Youngstown State University’s Board of Trustees announced on Wednesday that only the 11 trustees will serve on the search committee for YSU’s next president.
YSU will work with AGB Search to tentatively narrow down possible choices to the finalists in May and will name a new president by June 30.
The university’s academic senate adjured the board to include a graduate student, undergraduate student, and a faculty representative from every college across campus.
Sudershan Garg, chair of the Board, said this decision to only include trustees in the committee was made to assure an efficient and economical search within this limited time frame.gt
“Due the financial difficulties facing the university, the board will be very prudent and spend only what is really necessary. The board has received a lot of interest from various [members] of YSU and the community at larger to serve on the subcommittee,” Garg said. “In interest of time, expediency and money, the board has decided that only the board members will serve on the subcommittee. I can assure everyone the process will be clean and honest, as it has been in the past.”
The goal of the search committee is to review the applicants found and narrowed down by AGB Search and pick a short list of finalists.
The size of the committee contrasts sharply with the past two search committees, but Garg said it is still larger than at other universities.
“In 2009 and 2010, I think we were about 24 members on the search committee, and last year we were 18 members on the search committee,” Garg said. “Search committees in some universities are only made up of three or four members of the board. This is what they did at [Southern Illinois University], where Dr. Randy Dunn was selected. They selected him and then presented to the full board, but we don’t want to have that small of a committee.”
With President Randy Dunn leaving on March 21 and Ikram Khawaja, the provost, to serve as interim president, the smaller search committees aims to cut the financial blow of another search.
“Last year, if you exclude the expense made to the search firm — it was $65,000 —, we probably spent close to $60,000 on top. Hopefully, since the committee is small, we may not spend more than $45,000 to $50,000 this year. At the same time, I do want to add, since Dr. Dunn is leaving on 21st of March, we are going to save close to $175,000 to $190,000.”
Melissa Wasser, student trustee on the Board, said students and faculty will still be able to voice their opinions during the two day site visit, where candidates come to YSU to meet with important individuals and hold public receptions.

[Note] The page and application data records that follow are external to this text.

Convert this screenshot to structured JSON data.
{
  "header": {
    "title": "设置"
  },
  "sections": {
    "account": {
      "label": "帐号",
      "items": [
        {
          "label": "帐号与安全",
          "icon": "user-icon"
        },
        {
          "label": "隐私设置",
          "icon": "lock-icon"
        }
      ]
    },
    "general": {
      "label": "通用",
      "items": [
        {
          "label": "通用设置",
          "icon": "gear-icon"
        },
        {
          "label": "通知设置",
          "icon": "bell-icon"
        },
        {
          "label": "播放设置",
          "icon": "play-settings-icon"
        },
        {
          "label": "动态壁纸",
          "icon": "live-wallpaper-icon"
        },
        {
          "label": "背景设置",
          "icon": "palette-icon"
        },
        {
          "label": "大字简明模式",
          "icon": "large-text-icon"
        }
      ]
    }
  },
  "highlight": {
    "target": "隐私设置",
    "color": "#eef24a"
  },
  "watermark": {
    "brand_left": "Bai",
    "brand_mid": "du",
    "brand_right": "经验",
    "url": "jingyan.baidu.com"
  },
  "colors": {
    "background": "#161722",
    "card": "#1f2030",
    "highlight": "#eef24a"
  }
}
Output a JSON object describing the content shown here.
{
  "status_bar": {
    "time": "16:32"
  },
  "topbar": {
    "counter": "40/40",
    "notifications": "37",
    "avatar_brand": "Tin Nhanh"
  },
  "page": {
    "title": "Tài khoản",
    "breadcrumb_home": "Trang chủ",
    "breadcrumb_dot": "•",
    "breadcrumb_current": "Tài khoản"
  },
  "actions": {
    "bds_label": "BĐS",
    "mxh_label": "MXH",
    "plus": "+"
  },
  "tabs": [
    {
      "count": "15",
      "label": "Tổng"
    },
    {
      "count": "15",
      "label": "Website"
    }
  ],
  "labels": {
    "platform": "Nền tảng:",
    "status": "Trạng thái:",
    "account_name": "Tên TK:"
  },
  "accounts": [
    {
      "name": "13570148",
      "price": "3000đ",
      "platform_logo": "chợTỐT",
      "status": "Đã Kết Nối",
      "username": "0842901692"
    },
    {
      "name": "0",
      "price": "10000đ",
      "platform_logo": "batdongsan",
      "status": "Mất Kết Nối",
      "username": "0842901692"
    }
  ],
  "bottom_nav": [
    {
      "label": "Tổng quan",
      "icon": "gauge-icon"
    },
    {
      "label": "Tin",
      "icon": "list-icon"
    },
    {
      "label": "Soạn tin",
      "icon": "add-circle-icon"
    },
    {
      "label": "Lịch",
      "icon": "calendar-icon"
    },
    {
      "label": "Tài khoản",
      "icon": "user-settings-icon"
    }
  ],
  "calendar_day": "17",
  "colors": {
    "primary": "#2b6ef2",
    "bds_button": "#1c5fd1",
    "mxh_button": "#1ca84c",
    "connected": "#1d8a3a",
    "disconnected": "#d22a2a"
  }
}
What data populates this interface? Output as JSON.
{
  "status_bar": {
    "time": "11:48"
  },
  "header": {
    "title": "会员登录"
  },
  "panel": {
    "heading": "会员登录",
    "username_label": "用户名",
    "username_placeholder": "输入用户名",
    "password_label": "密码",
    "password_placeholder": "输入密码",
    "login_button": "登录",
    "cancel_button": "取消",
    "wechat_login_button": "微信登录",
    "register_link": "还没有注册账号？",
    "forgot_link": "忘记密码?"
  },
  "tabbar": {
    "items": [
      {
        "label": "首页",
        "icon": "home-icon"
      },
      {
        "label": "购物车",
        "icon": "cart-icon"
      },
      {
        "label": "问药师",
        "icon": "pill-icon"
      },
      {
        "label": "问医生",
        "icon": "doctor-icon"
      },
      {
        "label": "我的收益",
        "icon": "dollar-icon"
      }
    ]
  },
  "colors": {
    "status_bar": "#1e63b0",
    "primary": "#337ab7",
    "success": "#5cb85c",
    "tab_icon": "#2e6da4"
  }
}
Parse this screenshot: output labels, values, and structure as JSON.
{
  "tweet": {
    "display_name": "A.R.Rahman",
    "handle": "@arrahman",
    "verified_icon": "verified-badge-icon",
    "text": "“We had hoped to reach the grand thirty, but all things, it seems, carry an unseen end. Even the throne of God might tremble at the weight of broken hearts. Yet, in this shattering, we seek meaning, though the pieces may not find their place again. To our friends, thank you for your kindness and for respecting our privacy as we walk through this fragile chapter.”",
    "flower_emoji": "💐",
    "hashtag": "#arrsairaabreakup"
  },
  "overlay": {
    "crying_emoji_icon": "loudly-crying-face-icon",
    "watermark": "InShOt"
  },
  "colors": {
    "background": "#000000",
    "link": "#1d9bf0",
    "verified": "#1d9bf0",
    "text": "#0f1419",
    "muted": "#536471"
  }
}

“The finalists are going to be able to come in and talk to each one of these groups that represents campus organizations and groups, and some faculties and students, and they are going to be able to ask them questions on the spot and see how they respond and react,” Wasser said.
Eric Shehadi, a student trustee, said students will have a voice through himself and Wasser, and he is working on reaching out to students for their opinions on a new president.
“I am going to try to talk to as many students as possible. … At earlier stages, my job will be to get out and listen to what the students want. I have already started doing that. I sit somewhere for lunch with someone and say, ‘What do you think about Tressel?’” he said.
Shehadi said that in the later stages, once finalists are chosen and come to campus, his job will then be to “motivate as many students as possible.”